Copy each entry below exactly.

[Entries from a dataset of interfaces]
- - -

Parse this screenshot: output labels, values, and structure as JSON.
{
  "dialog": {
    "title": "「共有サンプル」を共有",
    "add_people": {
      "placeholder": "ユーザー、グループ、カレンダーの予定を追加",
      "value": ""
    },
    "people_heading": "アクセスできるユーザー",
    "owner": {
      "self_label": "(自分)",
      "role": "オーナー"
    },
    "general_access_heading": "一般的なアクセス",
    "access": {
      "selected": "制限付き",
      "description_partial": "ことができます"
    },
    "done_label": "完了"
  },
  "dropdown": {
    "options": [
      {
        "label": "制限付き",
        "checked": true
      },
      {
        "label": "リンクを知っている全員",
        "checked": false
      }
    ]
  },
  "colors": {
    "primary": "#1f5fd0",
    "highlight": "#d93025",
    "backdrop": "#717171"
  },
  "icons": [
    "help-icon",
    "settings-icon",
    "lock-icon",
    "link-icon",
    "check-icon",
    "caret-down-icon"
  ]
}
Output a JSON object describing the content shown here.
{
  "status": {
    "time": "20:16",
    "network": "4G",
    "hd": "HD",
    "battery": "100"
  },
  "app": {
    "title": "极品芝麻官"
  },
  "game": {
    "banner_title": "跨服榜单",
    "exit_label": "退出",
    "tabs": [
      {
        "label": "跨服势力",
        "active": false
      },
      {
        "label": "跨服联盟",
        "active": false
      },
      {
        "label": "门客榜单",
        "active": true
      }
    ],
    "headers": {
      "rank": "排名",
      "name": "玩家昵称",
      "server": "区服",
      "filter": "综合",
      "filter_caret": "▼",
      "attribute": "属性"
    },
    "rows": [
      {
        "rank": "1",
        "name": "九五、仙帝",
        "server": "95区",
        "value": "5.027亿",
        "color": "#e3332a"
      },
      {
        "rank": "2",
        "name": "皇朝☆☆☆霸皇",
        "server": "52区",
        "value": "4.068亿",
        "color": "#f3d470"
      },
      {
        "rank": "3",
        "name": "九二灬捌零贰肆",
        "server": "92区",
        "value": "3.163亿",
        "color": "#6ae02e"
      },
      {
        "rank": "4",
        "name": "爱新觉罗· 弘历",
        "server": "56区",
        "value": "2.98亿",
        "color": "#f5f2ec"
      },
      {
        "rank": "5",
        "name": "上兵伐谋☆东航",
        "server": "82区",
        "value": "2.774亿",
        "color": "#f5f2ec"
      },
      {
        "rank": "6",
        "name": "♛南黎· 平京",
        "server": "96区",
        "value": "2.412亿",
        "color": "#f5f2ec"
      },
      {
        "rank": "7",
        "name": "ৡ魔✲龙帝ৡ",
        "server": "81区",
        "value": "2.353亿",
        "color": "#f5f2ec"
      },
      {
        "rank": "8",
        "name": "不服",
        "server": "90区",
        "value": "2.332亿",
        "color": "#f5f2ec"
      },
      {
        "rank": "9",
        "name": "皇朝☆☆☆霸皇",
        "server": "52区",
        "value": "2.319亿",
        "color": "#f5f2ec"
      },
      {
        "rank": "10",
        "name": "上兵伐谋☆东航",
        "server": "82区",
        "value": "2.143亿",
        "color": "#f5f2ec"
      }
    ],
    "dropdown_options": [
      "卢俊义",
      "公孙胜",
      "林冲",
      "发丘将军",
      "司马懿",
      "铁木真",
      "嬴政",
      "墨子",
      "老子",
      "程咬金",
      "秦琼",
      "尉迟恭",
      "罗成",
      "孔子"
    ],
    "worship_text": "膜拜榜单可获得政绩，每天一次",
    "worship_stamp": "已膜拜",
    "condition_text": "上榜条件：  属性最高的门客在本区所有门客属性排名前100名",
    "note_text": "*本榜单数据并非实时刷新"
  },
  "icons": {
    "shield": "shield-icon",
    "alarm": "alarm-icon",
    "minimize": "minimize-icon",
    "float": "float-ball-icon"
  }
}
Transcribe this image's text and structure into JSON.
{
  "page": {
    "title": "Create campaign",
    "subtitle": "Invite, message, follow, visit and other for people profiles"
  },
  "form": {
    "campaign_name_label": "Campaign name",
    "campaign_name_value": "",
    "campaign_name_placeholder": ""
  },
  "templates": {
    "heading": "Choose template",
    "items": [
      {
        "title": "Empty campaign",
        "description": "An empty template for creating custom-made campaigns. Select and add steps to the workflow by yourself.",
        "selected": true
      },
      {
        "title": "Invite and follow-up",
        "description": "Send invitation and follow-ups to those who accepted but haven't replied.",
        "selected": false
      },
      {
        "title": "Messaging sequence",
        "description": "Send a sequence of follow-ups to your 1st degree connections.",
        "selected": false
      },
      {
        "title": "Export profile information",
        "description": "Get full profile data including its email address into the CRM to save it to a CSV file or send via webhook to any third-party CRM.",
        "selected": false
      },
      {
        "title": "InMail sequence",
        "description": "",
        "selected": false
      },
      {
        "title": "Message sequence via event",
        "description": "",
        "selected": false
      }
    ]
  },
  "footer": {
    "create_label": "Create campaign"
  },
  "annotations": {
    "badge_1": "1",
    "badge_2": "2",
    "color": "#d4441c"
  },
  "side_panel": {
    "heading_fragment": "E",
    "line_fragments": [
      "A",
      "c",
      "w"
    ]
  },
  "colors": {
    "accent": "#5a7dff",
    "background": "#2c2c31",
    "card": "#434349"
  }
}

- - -

> Solution to the problem:
Parse this screenshot: output labels, values, and structure as JSON.
{
  "dialog": {
    "title": "「共有サンプル」を共有",
    "add_people": {
      "placeholder": "ユーザー、グループ、カレンダーの予定を追加",
      "value": ""
    },
    "people_heading": "アクセスできるユーザー",
    "owner": {
      "self_label": "(自分)",
      "role": "オーナー"
    },
    "general_access_heading": "一般的なアクセス",
    "access": {
      "selected": "制限付き",
      "description_partial": "ことができます"
    },
    "done_label": "完了"
  },
  "dropdown": {
    "options": [
      {
        "label": "制限付き",
        "checked": true
      },
      {
        "label": "リンクを知っている全員",
        "checked": false
      }
    ]
  },
  "colors": {
    "primary": "#1f5fd0",
    "highlight": "#d93025",
    "backdrop": "#717171"
  },
  "icons": [
    "help-icon",
    "settings-icon",
    "lock-icon",
    "link-icon",
    "check-icon",
    "caret-down-icon"
  ]
}
Output a JSON object describing the content shown here.
{
  "status": {
    "time": "20:16",
    "network": "4G",
    "hd": "HD",
    "battery": "100"
  },
  "app": {
    "title": "极品芝麻官"
  },
  "game": {
    "banner_title": "跨服榜单",
    "exit_label": "退出",
    "tabs": [
      {
        "label": "跨服势力",
        "active": false
      },
      {
        "label": "跨服联盟",
        "active": false
      },
      {
        "label": "门客榜单",
        "active": true
      }
    ],
    "headers": {
      "rank": "排名",
      "name": "玩家昵称",
      "server": "区服",
      "filter": "综合",
      "filter_caret": "▼",
      "attribute": "属性"
    },
    "rows": [
      {
        "rank": "1",
        "name": "九五、仙帝",
        "server": "95区",
        "value": "5.027亿",
        "color": "#e3332a"
      },
      {
        "rank": "2",
        "name": "皇朝☆☆☆霸皇",
        "server": "52区",
        "value": "4.068亿",
        "color": "#f3d470"
      },
      {
        "rank": "3",
        "name": "九二灬捌零贰肆",
        "server": "92区",
        "value": "3.163亿",
        "color": "#6ae02e"
      },
      {
        "rank": "4",
        "name": "爱新觉罗· 弘历",
        "server": "56区",
        "value": "2.98亿",
        "color": "#f5f2ec"
      },
      {
        "rank": "5",
        "name": "上兵伐谋☆东航",
        "server": "82区",
        "value": "2.774亿",
        "color": "#f5f2ec"
      },
      {
        "rank": "6",
        "name": "♛南黎· 平京",
        "server": "96区",
        "value": "2.412亿",
        "color": "#f5f2ec"
      },
      {
        "rank": "7",
        "name": "ৡ魔✲龙帝ৡ",
        "server": "81区",
        "value": "2.353亿",
        "color": "#f5f2ec"
      },
      {
        "rank": "8",
        "name": "不服",
        "server": "90区",
        "value": "2.332亿",
        "color": "#f5f2ec"
      },
      {
        "rank": "9",
        "name": "皇朝☆☆☆霸皇",
        "server": "52区",
        "value": "2.319亿",
        "color": "#f5f2ec"
      },
      {
        "rank": "10",
        "name": "上兵伐谋☆东航",
        "server": "82区",
        "value": "2.143亿",
        "color": "#f5f2ec"
      }
    ],
    "dropdown_options": [
      "卢俊义",
      "公孙胜",
      "林冲",
      "发丘将军",
      "司马懿",
      "铁木真",
      "嬴政",
      "墨子",
      "老子",
      "程咬金",
      "秦琼",
      "尉迟恭",
      "罗成",
      "孔子"
    ],
    "worship_text": "膜拜榜单可获得政绩，每天一次",
    "worship_stamp": "已膜拜",
    "condition_text": "上榜条件：  属性最高的门客在本区所有门客属性排名前100名",
    "note_text": "*本榜单数据并非实时刷新"
  },
  "icons": {
    "shield": "shield-icon",
    "alarm": "alarm-icon",
    "minimize": "minimize-icon",
    "float": "float-ball-icon"
  }
}
Transcribe this image's text and structure into JSON.
{
  "page": {
    "title": "Create campaign",
    "subtitle": "Invite, message, follow, visit and other for people profiles"
  },
  "form": {
    "campaign_name_label": "Campaign name",
    "campaign_name_value": "",
    "campaign_name_placeholder": ""
  },
  "templates": {
    "heading": "Choose template",
    "items": [
      {
        "title": "Empty campaign",
        "description": "An empty template for creating custom-made campaigns. Select and add steps to the workflow by yourself.",
        "selected": true
      },
      {
        "title": "Invite and follow-up",
        "description": "Send invitation and follow-ups to those who accepted but haven't replied.",
        "selected": false
      },
      {
        "title": "Messaging sequence",
        "description": "Send a sequence of follow-ups to your 1st degree connections.",
        "selected": false
      },
      {
        "title": "Export profile information",
        "description": "Get full profile data including its email address into the CRM to save it to a CSV file or send via webhook to any third-party CRM.",
        "selected": false
      },
      {
        "title": "InMail sequence",
        "description": "",
        "selected": false
      },
      {
        "title": "Message sequence via event",
        "description": "",
        "selected": false
      }
    ]
  },
  "footer": {
    "create_label": "Create campaign"
  },
  "annotations": {
    "badge_1": "1",
    "badge_2": "2",
    "color": "#d4441c"
  },
  "side_panel": {
    "heading_fragment": "E",
    "line_fragments": [
      "A",
      "c",
      "w"
    ]
  },
  "colors": {
    "accent": "#5a7dff",
    "background": "#2c2c31",
    "card": "#434349"
  }
}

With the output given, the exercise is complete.